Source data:
========================================================================

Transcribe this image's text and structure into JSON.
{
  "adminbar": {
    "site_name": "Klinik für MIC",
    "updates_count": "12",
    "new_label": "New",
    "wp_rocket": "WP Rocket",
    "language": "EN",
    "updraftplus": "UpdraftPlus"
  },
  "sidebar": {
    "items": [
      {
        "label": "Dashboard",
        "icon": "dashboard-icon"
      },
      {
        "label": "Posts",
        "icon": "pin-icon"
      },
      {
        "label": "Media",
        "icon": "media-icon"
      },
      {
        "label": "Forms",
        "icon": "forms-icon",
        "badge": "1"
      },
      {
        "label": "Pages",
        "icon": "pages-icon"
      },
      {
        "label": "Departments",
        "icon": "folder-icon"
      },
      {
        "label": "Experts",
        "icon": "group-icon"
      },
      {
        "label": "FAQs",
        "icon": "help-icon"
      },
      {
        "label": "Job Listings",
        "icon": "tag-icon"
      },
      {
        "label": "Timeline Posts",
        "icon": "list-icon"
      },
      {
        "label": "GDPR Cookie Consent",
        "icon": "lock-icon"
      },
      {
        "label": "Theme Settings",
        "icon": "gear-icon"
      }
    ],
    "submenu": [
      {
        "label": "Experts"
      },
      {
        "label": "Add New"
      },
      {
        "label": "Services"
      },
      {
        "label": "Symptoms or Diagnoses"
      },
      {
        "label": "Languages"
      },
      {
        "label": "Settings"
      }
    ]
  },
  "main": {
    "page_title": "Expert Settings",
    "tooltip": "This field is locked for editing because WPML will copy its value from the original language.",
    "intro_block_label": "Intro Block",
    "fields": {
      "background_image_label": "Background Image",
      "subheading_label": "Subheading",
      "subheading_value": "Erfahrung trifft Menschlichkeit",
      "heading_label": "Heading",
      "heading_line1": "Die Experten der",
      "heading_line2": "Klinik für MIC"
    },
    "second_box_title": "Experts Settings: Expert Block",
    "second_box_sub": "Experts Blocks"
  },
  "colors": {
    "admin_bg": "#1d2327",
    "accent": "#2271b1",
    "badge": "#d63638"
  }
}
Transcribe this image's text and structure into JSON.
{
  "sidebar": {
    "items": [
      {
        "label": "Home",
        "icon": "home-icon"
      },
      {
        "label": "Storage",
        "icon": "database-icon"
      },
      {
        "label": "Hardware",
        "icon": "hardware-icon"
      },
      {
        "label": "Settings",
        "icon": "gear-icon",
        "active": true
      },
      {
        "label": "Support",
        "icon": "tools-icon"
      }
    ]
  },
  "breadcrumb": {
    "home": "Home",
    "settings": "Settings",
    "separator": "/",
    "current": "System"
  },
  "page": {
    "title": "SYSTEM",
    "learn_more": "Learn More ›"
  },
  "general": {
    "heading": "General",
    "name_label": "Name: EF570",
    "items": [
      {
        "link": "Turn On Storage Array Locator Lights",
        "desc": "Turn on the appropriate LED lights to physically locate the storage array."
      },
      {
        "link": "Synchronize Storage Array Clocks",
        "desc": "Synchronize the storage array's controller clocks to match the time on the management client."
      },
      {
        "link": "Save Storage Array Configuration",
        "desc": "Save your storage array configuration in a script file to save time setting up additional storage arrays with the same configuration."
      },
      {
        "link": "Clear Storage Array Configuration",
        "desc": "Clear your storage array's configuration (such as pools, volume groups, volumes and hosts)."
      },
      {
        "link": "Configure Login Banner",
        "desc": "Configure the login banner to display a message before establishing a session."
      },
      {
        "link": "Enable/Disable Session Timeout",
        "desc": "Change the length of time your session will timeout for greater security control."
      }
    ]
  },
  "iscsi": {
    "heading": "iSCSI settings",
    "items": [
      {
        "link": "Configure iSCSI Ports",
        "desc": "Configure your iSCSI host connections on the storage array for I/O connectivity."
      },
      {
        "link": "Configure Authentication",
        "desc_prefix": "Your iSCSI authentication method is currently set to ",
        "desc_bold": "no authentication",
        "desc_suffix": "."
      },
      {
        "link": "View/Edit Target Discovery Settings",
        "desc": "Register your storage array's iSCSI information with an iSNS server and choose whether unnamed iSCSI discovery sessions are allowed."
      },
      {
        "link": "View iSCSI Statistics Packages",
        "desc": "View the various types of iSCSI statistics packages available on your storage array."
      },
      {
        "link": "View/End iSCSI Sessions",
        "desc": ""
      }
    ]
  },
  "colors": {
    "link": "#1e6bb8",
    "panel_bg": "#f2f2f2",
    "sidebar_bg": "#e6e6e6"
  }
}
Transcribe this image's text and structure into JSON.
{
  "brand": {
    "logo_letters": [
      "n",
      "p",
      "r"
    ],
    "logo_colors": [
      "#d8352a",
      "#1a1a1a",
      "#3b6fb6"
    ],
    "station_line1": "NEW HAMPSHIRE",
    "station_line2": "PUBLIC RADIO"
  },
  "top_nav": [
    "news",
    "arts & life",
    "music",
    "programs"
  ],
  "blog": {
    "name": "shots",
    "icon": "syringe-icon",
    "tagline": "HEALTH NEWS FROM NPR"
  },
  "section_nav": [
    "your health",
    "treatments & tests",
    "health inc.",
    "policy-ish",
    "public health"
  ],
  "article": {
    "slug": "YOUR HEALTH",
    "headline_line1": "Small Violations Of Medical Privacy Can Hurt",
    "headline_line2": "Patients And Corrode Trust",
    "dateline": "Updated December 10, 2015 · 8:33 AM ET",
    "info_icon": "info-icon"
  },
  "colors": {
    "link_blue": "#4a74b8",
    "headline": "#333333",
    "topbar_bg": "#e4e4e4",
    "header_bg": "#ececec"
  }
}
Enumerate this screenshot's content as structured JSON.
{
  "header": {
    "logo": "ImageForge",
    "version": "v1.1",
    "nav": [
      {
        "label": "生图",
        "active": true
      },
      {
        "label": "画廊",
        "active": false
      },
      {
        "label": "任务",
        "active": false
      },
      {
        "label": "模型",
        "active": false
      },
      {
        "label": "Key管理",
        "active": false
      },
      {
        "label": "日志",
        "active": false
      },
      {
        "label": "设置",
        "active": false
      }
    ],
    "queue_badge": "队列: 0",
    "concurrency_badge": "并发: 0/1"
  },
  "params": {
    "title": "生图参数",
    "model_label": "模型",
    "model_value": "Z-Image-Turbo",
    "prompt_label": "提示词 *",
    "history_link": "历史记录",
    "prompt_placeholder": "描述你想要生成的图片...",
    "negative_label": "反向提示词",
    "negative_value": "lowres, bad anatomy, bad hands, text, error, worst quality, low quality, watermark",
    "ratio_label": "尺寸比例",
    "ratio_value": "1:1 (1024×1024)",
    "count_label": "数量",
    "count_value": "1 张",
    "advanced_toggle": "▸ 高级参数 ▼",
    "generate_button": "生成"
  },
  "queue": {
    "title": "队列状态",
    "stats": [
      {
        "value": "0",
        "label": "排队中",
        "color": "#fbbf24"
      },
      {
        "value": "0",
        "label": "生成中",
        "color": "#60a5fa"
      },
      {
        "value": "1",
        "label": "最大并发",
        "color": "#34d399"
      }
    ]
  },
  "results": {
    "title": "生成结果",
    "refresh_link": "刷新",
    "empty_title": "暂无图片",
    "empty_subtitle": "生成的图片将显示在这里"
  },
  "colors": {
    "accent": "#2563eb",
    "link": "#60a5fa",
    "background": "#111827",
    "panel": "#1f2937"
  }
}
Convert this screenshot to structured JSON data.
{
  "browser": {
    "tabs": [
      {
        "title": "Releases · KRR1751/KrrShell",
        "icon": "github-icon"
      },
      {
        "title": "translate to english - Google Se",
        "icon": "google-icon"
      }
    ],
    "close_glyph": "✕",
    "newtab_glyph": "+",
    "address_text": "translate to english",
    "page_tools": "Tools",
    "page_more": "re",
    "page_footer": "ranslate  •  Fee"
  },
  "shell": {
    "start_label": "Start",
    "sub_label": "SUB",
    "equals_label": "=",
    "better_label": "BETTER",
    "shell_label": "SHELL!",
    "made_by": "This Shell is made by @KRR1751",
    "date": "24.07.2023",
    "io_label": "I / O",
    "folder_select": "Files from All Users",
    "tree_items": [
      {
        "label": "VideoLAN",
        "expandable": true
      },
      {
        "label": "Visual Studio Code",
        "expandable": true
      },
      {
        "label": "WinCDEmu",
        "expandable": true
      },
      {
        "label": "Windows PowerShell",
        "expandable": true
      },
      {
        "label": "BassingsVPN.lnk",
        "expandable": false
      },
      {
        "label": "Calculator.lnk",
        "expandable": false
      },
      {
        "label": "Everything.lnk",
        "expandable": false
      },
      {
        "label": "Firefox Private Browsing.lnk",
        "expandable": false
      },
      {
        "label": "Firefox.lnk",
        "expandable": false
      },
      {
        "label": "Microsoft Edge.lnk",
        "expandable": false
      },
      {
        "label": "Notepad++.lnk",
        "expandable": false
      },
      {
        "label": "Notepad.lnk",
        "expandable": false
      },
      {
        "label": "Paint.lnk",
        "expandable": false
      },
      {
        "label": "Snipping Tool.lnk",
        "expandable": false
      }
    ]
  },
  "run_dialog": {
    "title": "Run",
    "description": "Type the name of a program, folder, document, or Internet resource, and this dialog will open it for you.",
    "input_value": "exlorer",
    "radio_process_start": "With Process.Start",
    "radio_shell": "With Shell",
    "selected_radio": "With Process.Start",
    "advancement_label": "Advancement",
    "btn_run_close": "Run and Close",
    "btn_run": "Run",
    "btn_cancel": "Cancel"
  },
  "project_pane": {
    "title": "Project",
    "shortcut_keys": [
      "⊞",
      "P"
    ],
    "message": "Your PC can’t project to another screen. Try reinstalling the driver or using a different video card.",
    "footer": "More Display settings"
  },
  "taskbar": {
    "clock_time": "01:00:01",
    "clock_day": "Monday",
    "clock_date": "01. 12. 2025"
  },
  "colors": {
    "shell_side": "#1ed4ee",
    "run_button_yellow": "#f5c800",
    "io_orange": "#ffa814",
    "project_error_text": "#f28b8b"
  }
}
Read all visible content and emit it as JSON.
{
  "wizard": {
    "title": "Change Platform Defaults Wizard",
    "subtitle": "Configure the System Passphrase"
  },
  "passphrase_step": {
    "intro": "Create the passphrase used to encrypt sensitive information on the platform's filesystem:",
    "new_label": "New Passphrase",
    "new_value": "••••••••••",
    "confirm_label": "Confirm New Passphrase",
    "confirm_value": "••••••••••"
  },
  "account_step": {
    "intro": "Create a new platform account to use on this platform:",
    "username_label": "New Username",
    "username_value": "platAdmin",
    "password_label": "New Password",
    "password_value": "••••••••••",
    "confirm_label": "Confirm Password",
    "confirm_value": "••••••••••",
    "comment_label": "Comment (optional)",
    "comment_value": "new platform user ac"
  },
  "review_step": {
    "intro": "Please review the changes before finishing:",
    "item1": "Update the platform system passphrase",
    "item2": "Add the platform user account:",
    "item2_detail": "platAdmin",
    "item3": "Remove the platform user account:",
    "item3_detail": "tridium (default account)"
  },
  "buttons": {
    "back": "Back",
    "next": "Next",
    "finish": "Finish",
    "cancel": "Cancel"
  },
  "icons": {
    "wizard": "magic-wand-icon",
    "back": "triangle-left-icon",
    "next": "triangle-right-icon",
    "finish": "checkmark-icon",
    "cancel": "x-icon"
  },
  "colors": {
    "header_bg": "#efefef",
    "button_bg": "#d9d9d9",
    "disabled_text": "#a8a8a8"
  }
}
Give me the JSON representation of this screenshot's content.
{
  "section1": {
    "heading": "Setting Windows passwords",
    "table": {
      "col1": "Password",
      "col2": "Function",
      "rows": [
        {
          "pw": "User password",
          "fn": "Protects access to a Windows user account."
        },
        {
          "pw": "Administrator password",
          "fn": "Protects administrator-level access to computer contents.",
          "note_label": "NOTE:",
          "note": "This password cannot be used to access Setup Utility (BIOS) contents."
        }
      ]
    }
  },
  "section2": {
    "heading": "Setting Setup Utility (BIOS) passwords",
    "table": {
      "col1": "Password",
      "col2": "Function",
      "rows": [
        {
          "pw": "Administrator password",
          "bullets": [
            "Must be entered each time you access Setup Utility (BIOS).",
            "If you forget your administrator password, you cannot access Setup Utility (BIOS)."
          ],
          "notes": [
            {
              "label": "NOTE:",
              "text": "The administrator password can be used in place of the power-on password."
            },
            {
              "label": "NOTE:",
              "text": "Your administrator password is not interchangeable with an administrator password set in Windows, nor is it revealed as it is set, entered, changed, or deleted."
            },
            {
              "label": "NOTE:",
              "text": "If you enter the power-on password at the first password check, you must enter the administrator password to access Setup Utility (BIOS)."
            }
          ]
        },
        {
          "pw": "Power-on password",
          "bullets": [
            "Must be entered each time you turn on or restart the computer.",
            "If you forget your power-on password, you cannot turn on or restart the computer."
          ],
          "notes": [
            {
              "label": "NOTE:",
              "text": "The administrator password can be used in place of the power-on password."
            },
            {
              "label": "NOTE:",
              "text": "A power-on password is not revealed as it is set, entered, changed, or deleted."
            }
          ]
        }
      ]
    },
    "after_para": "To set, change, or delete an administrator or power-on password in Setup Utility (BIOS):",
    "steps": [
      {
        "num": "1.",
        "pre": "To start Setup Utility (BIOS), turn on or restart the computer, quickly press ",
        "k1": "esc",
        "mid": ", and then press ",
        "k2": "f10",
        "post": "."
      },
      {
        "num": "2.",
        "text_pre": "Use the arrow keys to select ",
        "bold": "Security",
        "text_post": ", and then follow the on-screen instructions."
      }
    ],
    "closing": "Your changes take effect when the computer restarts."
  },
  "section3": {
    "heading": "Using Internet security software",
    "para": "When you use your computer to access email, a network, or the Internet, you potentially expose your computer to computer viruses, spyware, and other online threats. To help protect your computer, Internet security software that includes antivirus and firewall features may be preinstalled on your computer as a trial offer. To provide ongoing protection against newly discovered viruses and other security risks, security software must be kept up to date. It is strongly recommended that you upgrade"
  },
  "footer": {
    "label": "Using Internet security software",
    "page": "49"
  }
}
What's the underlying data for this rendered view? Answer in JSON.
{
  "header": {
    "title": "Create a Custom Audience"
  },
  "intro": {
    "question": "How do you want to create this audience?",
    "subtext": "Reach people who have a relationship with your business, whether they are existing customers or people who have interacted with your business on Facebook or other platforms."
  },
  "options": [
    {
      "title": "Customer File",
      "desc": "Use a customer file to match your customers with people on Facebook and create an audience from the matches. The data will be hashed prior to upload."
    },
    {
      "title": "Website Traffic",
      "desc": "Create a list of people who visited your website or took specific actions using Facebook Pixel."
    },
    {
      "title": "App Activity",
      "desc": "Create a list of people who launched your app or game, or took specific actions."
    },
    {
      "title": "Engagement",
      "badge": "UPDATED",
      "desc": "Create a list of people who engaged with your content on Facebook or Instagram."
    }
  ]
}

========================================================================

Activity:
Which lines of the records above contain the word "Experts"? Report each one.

Problem solution:
        "label": "Experts",
        "label": "Experts"
    "second_box_title": "Experts Settings: Expert Block",
    "second_box_sub": "Experts Blocks"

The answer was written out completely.